Another student, Robert, described the fear he felt after hearing about acts of violence against gay and transgender people. Another, Maya, recounted how her mother asked her grandmother, an Indian immigrant, not to wear her sari the day after the Sept. 11 terrorist attacks.
Joan Baez, the longtime singer and activist whose first act of civil disobedience came as a 17-year-old Paly student refusing to leave her classroom during an air-raid drill in the late 1950s, attended Tuesday's protest. She said it was "enormously heartening" to see young people organizing a non-violent demonstration.
"Action is the antidote to depression," she said in an interview with the Weekly.
Baez described Trump as an "empty vessel, and whoever is nearest to him dumps whatever in."
"We need to make our voices heard enough so that we dump a little bit in that vessel," she said.
Violet Glickman, an eighth-grader from Castilleja, said she and three of her friends felt compelled to attend the protest to show their support for others who might be feeling fearful or uncertain about their future under the new presidential administration.
"We can't just let what people believe is a superior religion or race or sexual orientation define us because we are all individuals and our differences are what make us special," she said. "I think we need to recognize that and work together."
While the protest was meant to be inclusive of all political views, one woman asked Paly sophomore Tucker Biorn, who was standing in the back of the demonstration wearing a Trump-Pence "Make America great again" T-shirt, to turn his shirt inside out. He said she told him that it was "making people upset."
He declined to do so, saying he understood but was there to support the demonstration.
"I don't feel like I should be told to turn my shirt inside out because it is my First Amendment right to show my political views," he told the Weekly.
Across town at Stanford, during what was dubbed "The People's Walkout" speakers urged each other to sustain their protest beyond just this moment.

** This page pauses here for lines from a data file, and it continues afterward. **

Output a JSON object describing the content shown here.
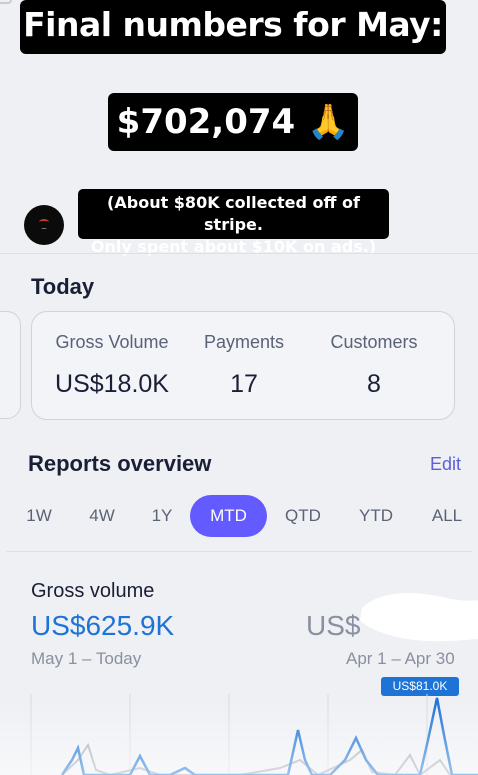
{
  "overlay": {
    "title": "Final numbers for May:",
    "total": "$702,074 🙏",
    "note_line1": "(About $80K collected off of stripe.",
    "note_line2": "Only spent about $10K on ads.)"
  },
  "today": {
    "title": "Today",
    "metrics": [
      {
        "label": "Gross Volume",
        "value": "US$18.0K"
      },
      {
        "label": "Payments",
        "value": "17"
      },
      {
        "label": "Customers",
        "value": "8"
      }
    ]
  },
  "reports": {
    "title": "Reports overview",
    "edit_label": "Edit",
    "periods": [
      "1W",
      "4W",
      "1Y",
      "MTD",
      "QTD",
      "YTD",
      "ALL"
    ],
    "active_period": "MTD"
  },
  "gross_volume": {
    "title": "Gross volume",
    "value": "US$625.9K",
    "range": "May 1 – Today",
    "prev_value": "US$",
    "prev_range": "Apr 1 – Apr 30",
    "peak_badge": "US$81.0K"
  },
  "colors": {
    "accent": "#635bff",
    "link": "#1e74d6",
    "current_series": "#1e74d6",
    "previous_series": "#a9adb8"
  },
  "chart_data": {
    "type": "line",
    "series": [],
    "note": "Sparkline partially visible; values not labeled except peak"
  }
}
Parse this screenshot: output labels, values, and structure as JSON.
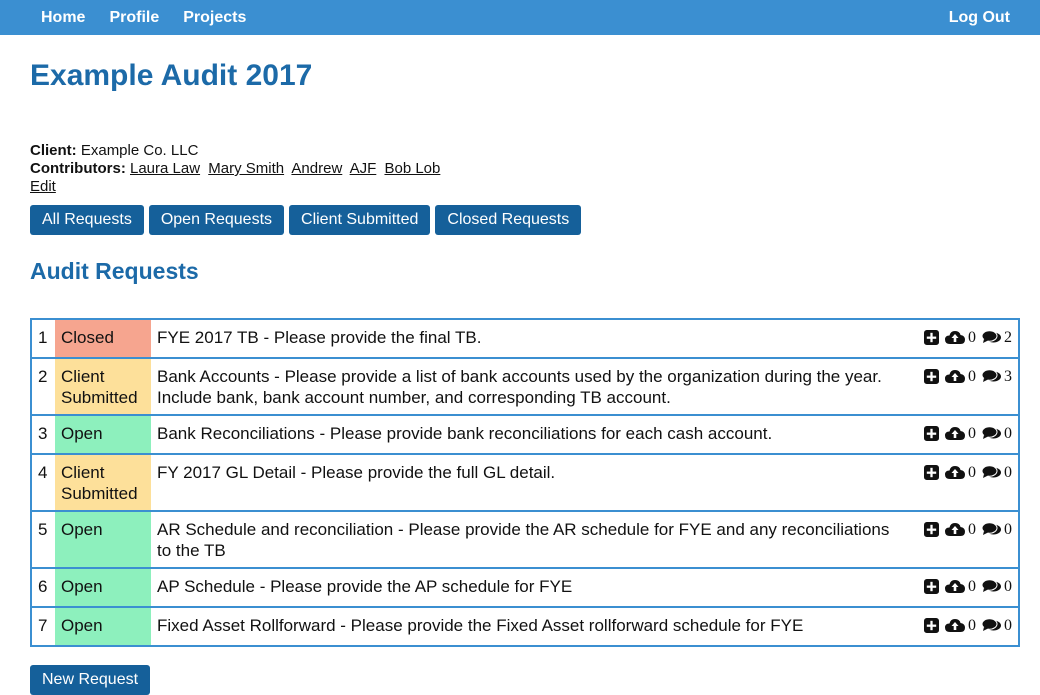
{
  "nav": {
    "links": [
      "Home",
      "Profile",
      "Projects"
    ],
    "logout": "Log Out"
  },
  "page_title": "Example Audit 2017",
  "client": {
    "label": "Client:",
    "value": "Example Co. LLC"
  },
  "contributors": {
    "label": "Contributors:",
    "names": [
      "Laura Law",
      "Mary Smith",
      "Andrew",
      "AJF",
      "Bob Lob"
    ]
  },
  "edit_label": "Edit",
  "filters": [
    "All Requests",
    "Open Requests",
    "Client Submitted",
    "Closed Requests"
  ],
  "section_title": "Audit Requests",
  "requests": [
    {
      "num": "1",
      "status": "Closed",
      "status_kind": "closed",
      "text": "FYE 2017 TB - Please provide the final TB.",
      "uploads": "0",
      "comments": "2"
    },
    {
      "num": "2",
      "status": "Client Submitted",
      "status_kind": "submitted",
      "text": "Bank Accounts - Please provide a list of bank accounts used by the organization during the year. Include bank, bank account number, and corresponding TB account.",
      "uploads": "0",
      "comments": "3"
    },
    {
      "num": "3",
      "status": "Open",
      "status_kind": "open",
      "text": "Bank Reconciliations - Please provide bank reconciliations for each cash account.",
      "uploads": "0",
      "comments": "0"
    },
    {
      "num": "4",
      "status": "Client Submitted",
      "status_kind": "submitted",
      "text": "FY 2017 GL Detail - Please provide the full GL detail.",
      "uploads": "0",
      "comments": "0"
    },
    {
      "num": "5",
      "status": "Open",
      "status_kind": "open",
      "text": "AR Schedule and reconciliation - Please provide the AR schedule for FYE and any reconciliations to the TB",
      "uploads": "0",
      "comments": "0"
    },
    {
      "num": "6",
      "status": "Open",
      "status_kind": "open",
      "text": "AP Schedule - Please provide the AP schedule for FYE",
      "uploads": "0",
      "comments": "0"
    },
    {
      "num": "7",
      "status": "Open",
      "status_kind": "open",
      "text": "Fixed Asset Rollforward - Please provide the Fixed Asset rollforward schedule for FYE",
      "uploads": "0",
      "comments": "0"
    }
  ],
  "new_request_label": "New Request",
  "icons": {
    "add": "plus-square-icon",
    "upload": "cloud-upload-icon",
    "comment": "comments-icon"
  },
  "colors": {
    "nav": "#3b8fd1",
    "title": "#1c6aa8",
    "button": "#15609a",
    "closed": "#f6a58f",
    "submitted": "#fde09a",
    "open": "#8df0bd"
  }
}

"This is that moment that catalyzes what comes next," Dereca Blackmon, associate dean and director of Stanford's Diversity and First-Generation Office, told the crowd, which numbered in the hundreds. "There's an opportunity for us not to just be sad and angry, but to get organized."
Students also called on their university to "proactively support and protect the communities most directly affected by a Trump administration and a Trump-emboldened national population,” Stanford Asian American Activism Committee member Yeji Jung said in a news release for the walkout. A letter calling on Stanford to designate itself as a sanctuary campus for any undocumented students, staff and their family members has also circulated in recent days, gathering more than 1,000 signatures.
In a statement, the university noted it had long supported the federal DREAM Act, which allows undocumented students to attend Stanford and other universities, but that "we do not know and cannot speculate about what laws or policies may be adopted in the future, or what the impact at Stanford might be."
Pointing to "increased reports of people from a variety of backgrounds and across the political spectrum feeling targeted or silenced on our campus," Stanford also affirmed its commitment to "free expression, diversity and inclusion."
"As we engage in free expression, we must be mindful to do so in a way that does not intimidate or harass other members of our community, or that otherwise inhibits their own exercise of their right to speak," the university said.
Blackmon, for her part, encouraged students to donate to or join organizations focused on issues they're passionate about — and to "reach out to those who are our supposed enemies."
In downtown Palo Alto later that afternoon, Paly senior Laure Papleux told the crowd: "We can't walk here once and go home and pat ourselves on the back and tell ourselves we did a good job. It's your duty to stand up and make change happen."
Watch a video of the downtown peace rally here.